> **WHAT IS REQUIRED**
Each record must be printed exactly as given.

> **EXTRACTED ENTRIES**
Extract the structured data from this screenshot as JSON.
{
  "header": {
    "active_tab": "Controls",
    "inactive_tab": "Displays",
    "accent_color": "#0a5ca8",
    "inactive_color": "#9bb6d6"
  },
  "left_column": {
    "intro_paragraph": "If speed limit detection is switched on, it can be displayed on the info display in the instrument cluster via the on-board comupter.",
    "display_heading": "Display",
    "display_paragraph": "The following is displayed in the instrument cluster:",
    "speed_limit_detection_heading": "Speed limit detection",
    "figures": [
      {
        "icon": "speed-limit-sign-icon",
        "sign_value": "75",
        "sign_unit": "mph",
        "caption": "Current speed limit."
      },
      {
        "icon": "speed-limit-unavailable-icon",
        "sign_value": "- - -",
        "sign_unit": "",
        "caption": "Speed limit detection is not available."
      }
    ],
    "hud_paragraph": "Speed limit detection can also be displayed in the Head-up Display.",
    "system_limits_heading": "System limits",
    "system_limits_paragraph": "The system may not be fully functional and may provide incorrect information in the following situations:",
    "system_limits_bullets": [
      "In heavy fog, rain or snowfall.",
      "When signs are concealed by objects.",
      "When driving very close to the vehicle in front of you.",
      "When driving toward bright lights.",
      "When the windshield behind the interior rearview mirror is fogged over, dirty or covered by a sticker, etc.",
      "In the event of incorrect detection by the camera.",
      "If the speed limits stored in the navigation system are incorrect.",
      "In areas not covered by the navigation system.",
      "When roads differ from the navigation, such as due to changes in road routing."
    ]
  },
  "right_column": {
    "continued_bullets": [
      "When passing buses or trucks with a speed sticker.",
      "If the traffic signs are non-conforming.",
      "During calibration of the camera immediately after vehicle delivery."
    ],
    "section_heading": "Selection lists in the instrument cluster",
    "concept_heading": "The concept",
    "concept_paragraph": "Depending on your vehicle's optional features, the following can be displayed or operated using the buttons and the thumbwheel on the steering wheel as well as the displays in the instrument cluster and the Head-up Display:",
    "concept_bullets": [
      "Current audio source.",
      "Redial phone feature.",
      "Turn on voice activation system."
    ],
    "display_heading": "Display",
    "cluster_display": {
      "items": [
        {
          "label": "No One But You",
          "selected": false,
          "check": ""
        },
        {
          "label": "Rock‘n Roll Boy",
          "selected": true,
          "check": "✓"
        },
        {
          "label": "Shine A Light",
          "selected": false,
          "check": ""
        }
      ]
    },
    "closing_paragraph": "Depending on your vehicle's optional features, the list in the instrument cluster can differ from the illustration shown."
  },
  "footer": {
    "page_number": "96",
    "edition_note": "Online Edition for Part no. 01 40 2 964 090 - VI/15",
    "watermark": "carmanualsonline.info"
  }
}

> **RESPONSE AREA**
Extract the structured data from this screenshot as JSON.
{
  "header": {
    "active_tab": "Controls",
    "inactive_tab": "Displays",
    "accent_color": "#0a5ca8",
    "inactive_color": "#9bb6d6"
  },
  "left_column": {
    "intro_paragraph": "If speed limit detection is switched on, it can be displayed on the info display in the instrument cluster via the on-board comupter.",
    "display_heading": "Display",
    "display_paragraph": "The following is displayed in the instrument cluster:",
    "speed_limit_detection_heading": "Speed limit detection",
    "figures": [
      {
        "icon": "speed-limit-sign-icon",
        "sign_value": "75",
        "sign_unit": "mph",
        "caption": "Current speed limit."
      },
      {
        "icon": "speed-limit-unavailable-icon",
        "sign_value": "- - -",
        "sign_unit": "",
        "caption": "Speed limit detection is not available."
      }
    ],
    "hud_paragraph": "Speed limit detection can also be displayed in the Head-up Display.",
    "system_limits_heading": "System limits",
    "system_limits_paragraph": "The system may not be fully functional and may provide incorrect information in the following situations:",
    "system_limits_bullets": [
      "In heavy fog, rain or snowfall.",
      "When signs are concealed by objects.",
      "When driving very close to the vehicle in front of you.",
      "When driving toward bright lights.",
      "When the windshield behind the interior rearview mirror is fogged over, dirty or covered by a sticker, etc.",
      "In the event of incorrect detection by the camera.",
      "If the speed limits stored in the navigation system are incorrect.",
      "In areas not covered by the navigation system.",
      "When roads differ from the navigation, such as due to changes in road routing."
    ]
  },
  "right_column": {
    "continued_bullets": [
      "When passing buses or trucks with a speed sticker.",
      "If the traffic signs are non-conforming.",
      "During calibration of the camera immediately after vehicle delivery."
    ],
    "section_heading": "Selection lists in the instrument cluster",
    "concept_heading": "The concept",
    "concept_paragraph": "Depending on your vehicle's optional features, the following can be displayed or operated using the buttons and the thumbwheel on the steering wheel as well as the displays in the instrument cluster and the Head-up Display:",
    "concept_bullets": [
      "Current audio source.",
      "Redial phone feature.",
      "Turn on voice activation system."
    ],
    "display_heading": "Display",
    "cluster_display": {
      "items": [
        {
          "label": "No One But You",
          "selected": false,
          "check": ""
        },
        {
          "label": "Rock‘n Roll Boy",
          "selected": true,
          "check": "✓"
        },
        {
          "label": "Shine A Light",
          "selected": false,
          "check": ""
        }
      ]
    },
    "closing_paragraph": "Depending on your vehicle's optional features, the list in the instrument cluster can differ from the illustration shown."
  },
  "footer": {
    "page_number": "96",
    "edition_note": "Online Edition for Part no. 01 40 2 964 090 - VI/15",
    "watermark": "carmanualsonline.info"
  }
}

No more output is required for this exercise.